TRY IT => The response must reproduce every record below without alteration.

##############################

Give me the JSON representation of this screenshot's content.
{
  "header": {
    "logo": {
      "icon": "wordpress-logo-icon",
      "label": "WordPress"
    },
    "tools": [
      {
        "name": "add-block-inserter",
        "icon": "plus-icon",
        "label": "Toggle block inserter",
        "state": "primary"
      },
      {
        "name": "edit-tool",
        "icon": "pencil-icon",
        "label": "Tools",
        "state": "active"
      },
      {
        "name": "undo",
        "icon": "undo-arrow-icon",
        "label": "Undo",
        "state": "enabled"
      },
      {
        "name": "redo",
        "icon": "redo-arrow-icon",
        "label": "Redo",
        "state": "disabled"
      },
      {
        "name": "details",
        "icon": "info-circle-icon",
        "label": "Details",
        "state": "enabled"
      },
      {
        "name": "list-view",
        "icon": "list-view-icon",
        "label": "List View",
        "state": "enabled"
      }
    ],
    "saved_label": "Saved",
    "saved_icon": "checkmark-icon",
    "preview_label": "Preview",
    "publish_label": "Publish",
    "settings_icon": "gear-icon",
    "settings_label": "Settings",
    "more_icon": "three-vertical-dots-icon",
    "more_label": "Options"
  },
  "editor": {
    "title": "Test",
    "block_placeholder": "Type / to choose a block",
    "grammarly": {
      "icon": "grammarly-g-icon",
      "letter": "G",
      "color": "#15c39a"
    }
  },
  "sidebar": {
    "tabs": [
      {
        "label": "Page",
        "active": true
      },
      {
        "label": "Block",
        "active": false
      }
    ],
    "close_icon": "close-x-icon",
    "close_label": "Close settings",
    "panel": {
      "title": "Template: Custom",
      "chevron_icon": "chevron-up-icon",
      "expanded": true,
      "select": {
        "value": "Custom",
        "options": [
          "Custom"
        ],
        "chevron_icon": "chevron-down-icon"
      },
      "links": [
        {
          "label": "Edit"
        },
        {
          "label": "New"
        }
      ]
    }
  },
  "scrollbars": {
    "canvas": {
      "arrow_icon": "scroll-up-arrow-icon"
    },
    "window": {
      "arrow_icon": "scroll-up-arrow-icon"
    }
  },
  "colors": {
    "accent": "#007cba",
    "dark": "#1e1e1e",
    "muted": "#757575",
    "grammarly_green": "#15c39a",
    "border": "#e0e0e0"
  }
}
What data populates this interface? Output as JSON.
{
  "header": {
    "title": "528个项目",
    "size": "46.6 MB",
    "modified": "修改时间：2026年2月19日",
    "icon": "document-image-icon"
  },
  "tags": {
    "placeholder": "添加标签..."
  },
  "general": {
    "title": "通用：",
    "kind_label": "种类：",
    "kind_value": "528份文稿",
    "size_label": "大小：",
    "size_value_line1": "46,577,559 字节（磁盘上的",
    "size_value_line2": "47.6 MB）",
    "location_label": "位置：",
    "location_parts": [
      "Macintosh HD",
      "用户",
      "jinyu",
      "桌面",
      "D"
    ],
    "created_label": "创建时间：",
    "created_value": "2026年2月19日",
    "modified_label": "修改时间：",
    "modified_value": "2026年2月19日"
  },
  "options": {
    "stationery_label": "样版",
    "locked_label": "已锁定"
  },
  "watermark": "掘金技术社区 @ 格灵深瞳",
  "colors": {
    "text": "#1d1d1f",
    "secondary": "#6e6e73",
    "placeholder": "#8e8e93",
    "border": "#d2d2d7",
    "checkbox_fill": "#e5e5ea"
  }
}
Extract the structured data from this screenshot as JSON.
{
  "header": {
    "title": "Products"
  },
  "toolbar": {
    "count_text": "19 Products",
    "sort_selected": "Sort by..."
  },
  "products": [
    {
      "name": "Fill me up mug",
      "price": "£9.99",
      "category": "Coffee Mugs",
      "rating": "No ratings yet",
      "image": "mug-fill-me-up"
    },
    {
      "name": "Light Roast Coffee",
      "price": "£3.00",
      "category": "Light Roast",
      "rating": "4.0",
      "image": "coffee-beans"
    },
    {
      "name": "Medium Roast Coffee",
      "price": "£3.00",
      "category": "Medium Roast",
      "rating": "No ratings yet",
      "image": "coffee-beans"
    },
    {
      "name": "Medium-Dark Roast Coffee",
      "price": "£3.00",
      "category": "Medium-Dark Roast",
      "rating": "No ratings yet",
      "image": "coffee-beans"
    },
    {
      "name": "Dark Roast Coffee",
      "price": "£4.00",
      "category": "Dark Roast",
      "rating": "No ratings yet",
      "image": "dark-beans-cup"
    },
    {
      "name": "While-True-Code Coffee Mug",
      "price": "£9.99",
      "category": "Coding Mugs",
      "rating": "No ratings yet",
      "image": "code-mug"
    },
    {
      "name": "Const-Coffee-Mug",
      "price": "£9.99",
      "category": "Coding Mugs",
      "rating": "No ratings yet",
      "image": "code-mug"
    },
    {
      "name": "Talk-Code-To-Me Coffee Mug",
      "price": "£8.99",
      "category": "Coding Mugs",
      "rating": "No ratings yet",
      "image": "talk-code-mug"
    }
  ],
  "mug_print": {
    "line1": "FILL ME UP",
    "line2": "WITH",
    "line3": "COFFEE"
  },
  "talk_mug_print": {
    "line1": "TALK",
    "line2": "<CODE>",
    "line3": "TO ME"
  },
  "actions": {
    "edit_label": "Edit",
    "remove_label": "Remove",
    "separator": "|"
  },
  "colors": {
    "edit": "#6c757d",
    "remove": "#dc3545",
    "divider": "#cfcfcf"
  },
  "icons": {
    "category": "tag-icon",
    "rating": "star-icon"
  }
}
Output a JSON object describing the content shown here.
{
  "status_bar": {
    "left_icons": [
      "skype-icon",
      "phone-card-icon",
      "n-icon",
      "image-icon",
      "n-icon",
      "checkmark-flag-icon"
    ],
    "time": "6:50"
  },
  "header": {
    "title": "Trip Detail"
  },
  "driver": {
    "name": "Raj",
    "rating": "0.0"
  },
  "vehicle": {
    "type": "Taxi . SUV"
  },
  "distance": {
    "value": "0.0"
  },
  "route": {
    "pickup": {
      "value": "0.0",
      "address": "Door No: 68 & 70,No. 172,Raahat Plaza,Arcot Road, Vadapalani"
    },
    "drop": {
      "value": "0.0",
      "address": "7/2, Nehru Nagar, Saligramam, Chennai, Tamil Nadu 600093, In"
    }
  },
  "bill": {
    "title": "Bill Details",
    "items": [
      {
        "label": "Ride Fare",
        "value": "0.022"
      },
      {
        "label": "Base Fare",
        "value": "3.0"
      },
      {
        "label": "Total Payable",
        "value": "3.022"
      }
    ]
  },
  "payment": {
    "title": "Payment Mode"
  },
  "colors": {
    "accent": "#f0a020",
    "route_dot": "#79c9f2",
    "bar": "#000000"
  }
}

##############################

SOLUTION FOR THIS EXERCISE =>
Give me the JSON representation of this screenshot's content.
{
  "header": {
    "logo": {
      "icon": "wordpress-logo-icon",
      "label": "WordPress"
    },
    "tools": [
      {
        "name": "add-block-inserter",
        "icon": "plus-icon",
        "label": "Toggle block inserter",
        "state": "primary"
      },
      {
        "name": "edit-tool",
        "icon": "pencil-icon",
        "label": "Tools",
        "state": "active"
      },
      {
        "name": "undo",
        "icon": "undo-arrow-icon",
        "label": "Undo",
        "state": "enabled"
      },
      {
        "name": "redo",
        "icon": "redo-arrow-icon",
        "label": "Redo",
        "state": "disabled"
      },
      {
        "name": "details",
        "icon": "info-circle-icon",
        "label": "Details",
        "state": "enabled"
      },
      {
        "name": "list-view",
        "icon": "list-view-icon",
        "label": "List View",
        "state": "enabled"
      }
    ],
    "saved_label": "Saved",
    "saved_icon": "checkmark-icon",
    "preview_label": "Preview",
    "publish_label": "Publish",
    "settings_icon": "gear-icon",
    "settings_label": "Settings",
    "more_icon": "three-vertical-dots-icon",
    "more_label": "Options"
  },
  "editor": {
    "title": "Test",
    "block_placeholder": "Type / to choose a block",
    "grammarly": {
      "icon": "grammarly-g-icon",
      "letter": "G",
      "color": "#15c39a"
    }
  },
  "sidebar": {
    "tabs": [
      {
        "label": "Page",
        "active": true
      },
      {
        "label": "Block",
        "active": false
      }
    ],
    "close_icon": "close-x-icon",
    "close_label": "Close settings",
    "panel": {
      "title": "Template: Custom",
      "chevron_icon": "chevron-up-icon",
      "expanded": true,
      "select": {
        "value": "Custom",
        "options": [
          "Custom"
        ],
        "chevron_icon": "chevron-down-icon"
      },
      "links": [
        {
          "label": "Edit"
        },
        {
          "label": "New"
        }
      ]
    }
  },
  "scrollbars": {
    "canvas": {
      "arrow_icon": "scroll-up-arrow-icon"
    },
    "window": {
      "arrow_icon": "scroll-up-arrow-icon"
    }
  },
  "colors": {
    "accent": "#007cba",
    "dark": "#1e1e1e",
    "muted": "#757575",
    "grammarly_green": "#15c39a",
    "border": "#e0e0e0"
  }
}
What data populates this interface? Output as JSON.
{
  "header": {
    "title": "528个项目",
    "size": "46.6 MB",
    "modified": "修改时间：2026年2月19日",
    "icon": "document-image-icon"
  },
  "tags": {
    "placeholder": "添加标签..."
  },
  "general": {
    "title": "通用：",
    "kind_label": "种类：",
    "kind_value": "528份文稿",
    "size_label": "大小：",
    "size_value_line1": "46,577,559 字节（磁盘上的",
    "size_value_line2": "47.6 MB）",
    "location_label": "位置：",
    "location_parts": [
      "Macintosh HD",
      "用户",
      "jinyu",
      "桌面",
      "D"
    ],
    "created_label": "创建时间：",
    "created_value": "2026年2月19日",
    "modified_label": "修改时间：",
    "modified_value": "2026年2月19日"
  },
  "options": {
    "stationery_label": "样版",
    "locked_label": "已锁定"
  },
  "watermark": "掘金技术社区 @ 格灵深瞳",
  "colors": {
    "text": "#1d1d1f",
    "secondary": "#6e6e73",
    "placeholder": "#8e8e93",
    "border": "#d2d2d7",
    "checkbox_fill": "#e5e5ea"
  }
}
Extract the structured data from this screenshot as JSON.
{
  "header": {
    "title": "Products"
  },
  "toolbar": {
    "count_text": "19 Products",
    "sort_selected": "Sort by..."
  },
  "products": [
    {
      "name": "Fill me up mug",
      "price": "£9.99",
      "category": "Coffee Mugs",
      "rating": "No ratings yet",
      "image": "mug-fill-me-up"
    },
    {
      "name": "Light Roast Coffee",
      "price": "£3.00",
      "category": "Light Roast",
      "rating": "4.0",
      "image": "coffee-beans"
    },
    {
      "name": "Medium Roast Coffee",
      "price": "£3.00",
      "category": "Medium Roast",
      "rating": "No ratings yet",
      "image": "coffee-beans"
    },
    {
      "name": "Medium-Dark Roast Coffee",
      "price": "£3.00",
      "category": "Medium-Dark Roast",
      "rating": "No ratings yet",
      "image": "coffee-beans"
    },
    {
      "name": "Dark Roast Coffee",
      "price": "£4.00",
      "category": "Dark Roast",
      "rating": "No ratings yet",
      "image": "dark-beans-cup"
    },
    {
      "name": "While-True-Code Coffee Mug",
      "price": "£9.99",
      "category": "Coding Mugs",
      "rating": "No ratings yet",
      "image": "code-mug"
    },
    {
      "name": "Const-Coffee-Mug",
      "price": "£9.99",
      "category": "Coding Mugs",
      "rating": "No ratings yet",
      "image": "code-mug"
    },
    {
      "name": "Talk-Code-To-Me Coffee Mug",
      "price": "£8.99",
      "category": "Coding Mugs",
      "rating": "No ratings yet",
      "image": "talk-code-mug"
    }
  ],
  "mug_print": {
    "line1": "FILL ME UP",
    "line2": "WITH",
    "line3": "COFFEE"
  },
  "talk_mug_print": {
    "line1": "TALK",
    "line2": "<CODE>",
    "line3": "TO ME"
  },
  "actions": {
    "edit_label": "Edit",
    "remove_label": "Remove",
    "separator": "|"
  },
  "colors": {
    "edit": "#6c757d",
    "remove": "#dc3545",
    "divider": "#cfcfcf"
  },
  "icons": {
    "category": "tag-icon",
    "rating": "star-icon"
  }
}
Output a JSON object describing the content shown here.
{
  "status_bar": {
    "left_icons": [
      "skype-icon",
      "phone-card-icon",
      "n-icon",
      "image-icon",
      "n-icon",
      "checkmark-flag-icon"
    ],
    "time": "6:50"
  },
  "header": {
    "title": "Trip Detail"
  },
  "driver": {
    "name": "Raj",
    "rating": "0.0"
  },
  "vehicle": {
    "type": "Taxi . SUV"
  },
  "distance": {
    "value": "0.0"
  },
  "route": {
    "pickup": {
      "value": "0.0",
      "address": "Door No: 68 & 70,No. 172,Raahat Plaza,Arcot Road, Vadapalani"
    },
    "drop": {
      "value": "0.0",
      "address": "7/2, Nehru Nagar, Saligramam, Chennai, Tamil Nadu 600093, In"
    }
  },
  "bill": {
    "title": "Bill Details",
    "items": [
      {
        "label": "Ride Fare",
        "value": "0.022"
      },
      {
        "label": "Base Fare",
        "value": "3.0"
      },
      {
        "label": "Total Payable",
        "value": "3.022"
      }
    ]
  },
  "payment": {
    "title": "Payment Mode"
  },
  "colors": {
    "accent": "#f0a020",
    "route_dot": "#79c9f2",
    "bar": "#000000"
  }
}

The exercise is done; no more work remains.